___ The data ___

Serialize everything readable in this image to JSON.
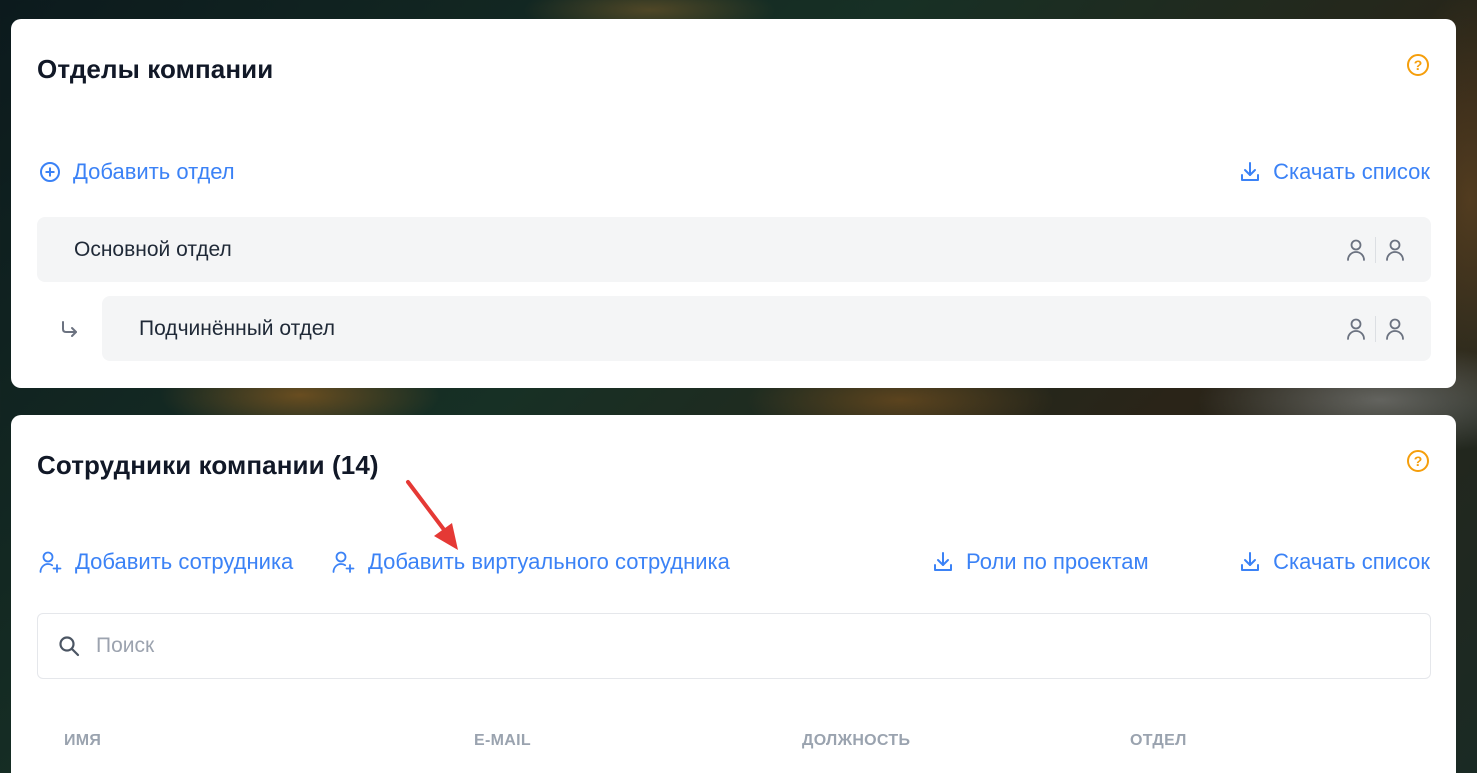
{
  "departments": {
    "title": "Отделы компании",
    "help_icon": "?",
    "add_label": "Добавить отдел",
    "download_label": "Скачать список",
    "items": [
      {
        "label": "Основной отдел",
        "level": 0
      },
      {
        "label": "Подчинённый отдел",
        "level": 1
      }
    ]
  },
  "employees": {
    "title": "Сотрудники компании (14)",
    "help_icon": "?",
    "add_label": "Добавить сотрудника",
    "add_virtual_label": "Добавить виртуального сотрудника",
    "roles_label": "Роли по проектам",
    "download_label": "Скачать список",
    "search_placeholder": "Поиск",
    "columns": [
      "ИМЯ",
      "E-MAIL",
      "ДОЛЖНОСТЬ",
      "ОТДЕЛ"
    ]
  },
  "colors": {
    "accent": "#3b82f6",
    "help": "#f59e0b",
    "annotation_arrow": "#e53935"
  }
}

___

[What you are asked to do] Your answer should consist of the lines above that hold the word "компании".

[Worked solution]
    "title": "Отделы компании",
    "title": "Сотрудники компании (14)",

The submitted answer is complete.